Vodacom and Kenya’s Safaricom will partner to acquire the intellectual property rights to the popular M-Pesa mobile financial services platform from Britain’s Vodafone.
The Chief Executive Officer of Safaricom, Bob Collymore said the 12 million euro ($13.4 million) deal will let both purchasers make significant savings in royalties paid to Vodafone and expand the service to new African markets.
Collymore told Reuters that “we are taking ownership of M-Pesa, the brand and the intellectual property. Joint ownership between us and Vodacom and we then use that as a platform into running into other markets across the continent”.
Safaricom, the most profitable company in East Africa, pays 2 percent of its annual M-Pesa revenue to Vodafone. Revenue from M-Pesa stood at 75 billion shillings ($741 million) in Safaricom’s financial year to the end of March.
Vodacom, a South African operator which owns 35 percent of Safaricom, pays 5 percent in an intellectual property fee to Vodafone from its M-Pesa business, which is mainly in Tanzania.
According to Collymore, “more important than the significant savings is about us determining the future, the roadmap of M-Pesa because at the moment the roadmap is determined by Vodafone. Given that the bulk of the M-Pesa business is in Africa, between Tanzania and Kenya, it is right for us to be determinants”.
Collymore revealed that the acquisition of the intellectual property rights by the new joint venture will allow the partners to more easily develop local products, pointing to Fuliza, an M-Pesa overdraft facility launched in Kenya in January.
Earlier this month, Fuliza which is operated jointly with two local banks, has garnered 8.8 million users who have borrowed a combined 45 billion shillings.
Apart from developing new products based on the M-Pesa platform, Safaricom and Vodacom also want to launch into other African markets.
Collymore noted that Safaricom’s plan to form a joint venture with Vodacom and acquire the intellectual property rights to M-Pesa still requires regulatory and shareholder approvals in South Africa. It also requires regulatory approval in Kenya.

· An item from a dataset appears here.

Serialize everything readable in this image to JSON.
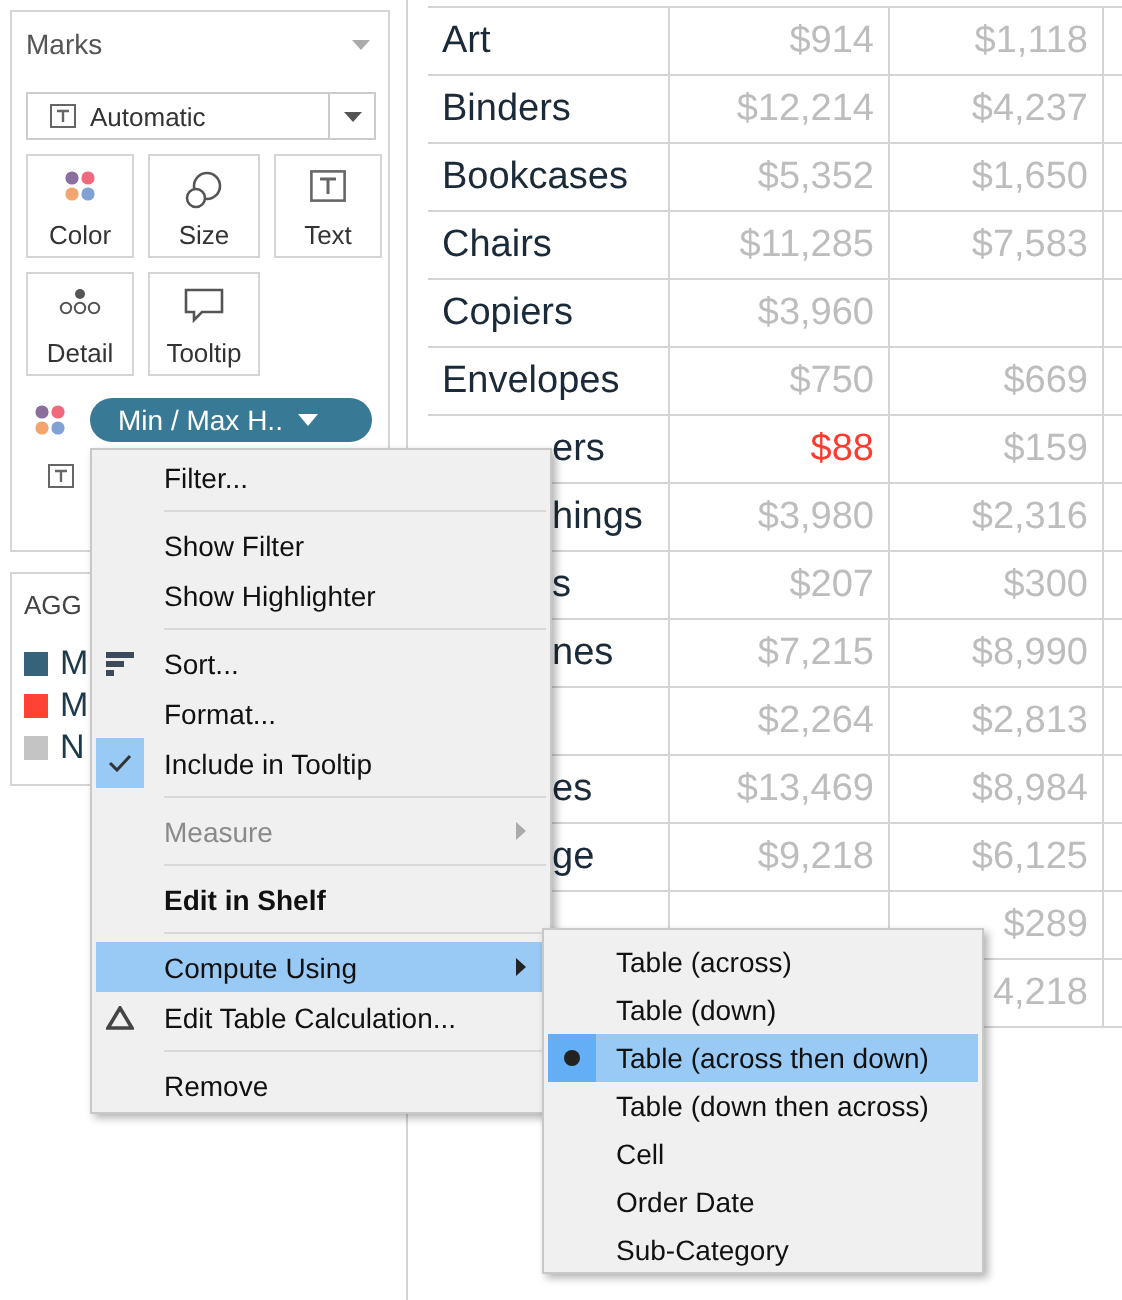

He said “we are putting everything in place just subject to getting the right approvals”, while adding that the joint venture should be set up and the deal with Vodafone will completed this year.